|Uber loses court fight in Netherlands over drivers' rights |

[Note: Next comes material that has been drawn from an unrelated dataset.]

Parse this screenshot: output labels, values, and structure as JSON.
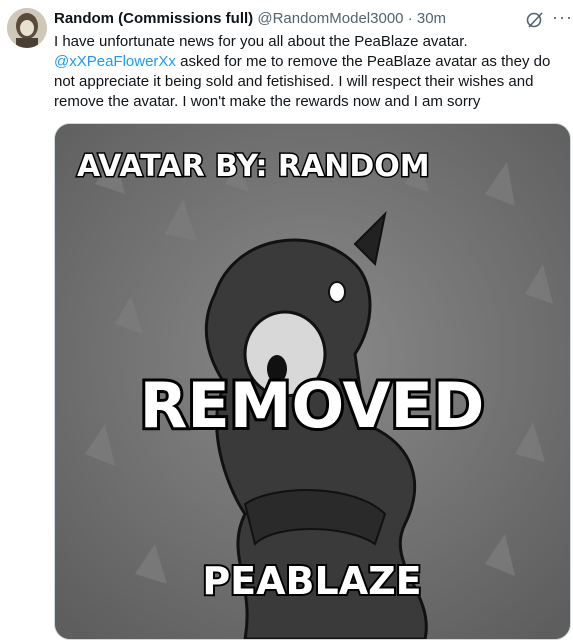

A court in the Netherlands has ruled that Uber drivers are employees and not contractors, and are thus entitled to greater workers' rights under local labour laws. The Amsterdam District Court sided with the Federation of Dutch Trade Unions (FNV), which had argued that the ride-hailing company's roughly 4,000 drivers in the Dutch capital should enjoy benefits in line with the taxi sector. The court’s decision comes months after a similar UK court ruling led to the San Francisco-headquartered firm agreeing a groundbreaking union deal in Britain. "The legal relationship between Uber and these drivers meets all the characteristics of an employment contract," and drivers are covered by a collective labour agreement for taxi drivers, the court said, adding "This means that Uber is obligated to institute a labour contract with drivers . . . and therefore means these drivers are entitled to backpay in certain circumstances." The judges also ordered Uber to pay €50,000 ($59,000) in damages to the FNV for not adhering to a collective labour agreement. Uber said it would appeal the ruling. "We are disappointed with this decision because we know that the overwhelming majority of drivers wish to remain independent," Maurits Schoenfeld, Uber’s Northern Europe general manager, said, adding "Drivers don’t want to give up their freedom to choose if, when and where to work." The FNV welcomed the ruling. "Due to the judge's ruling, the Uber drivers are now automatically employed by Uber," said Zakaria Boufangacha, FNV's deputy chairman. "As a result, they will receive more wages and more rights in the event of dismissal or illness, for example."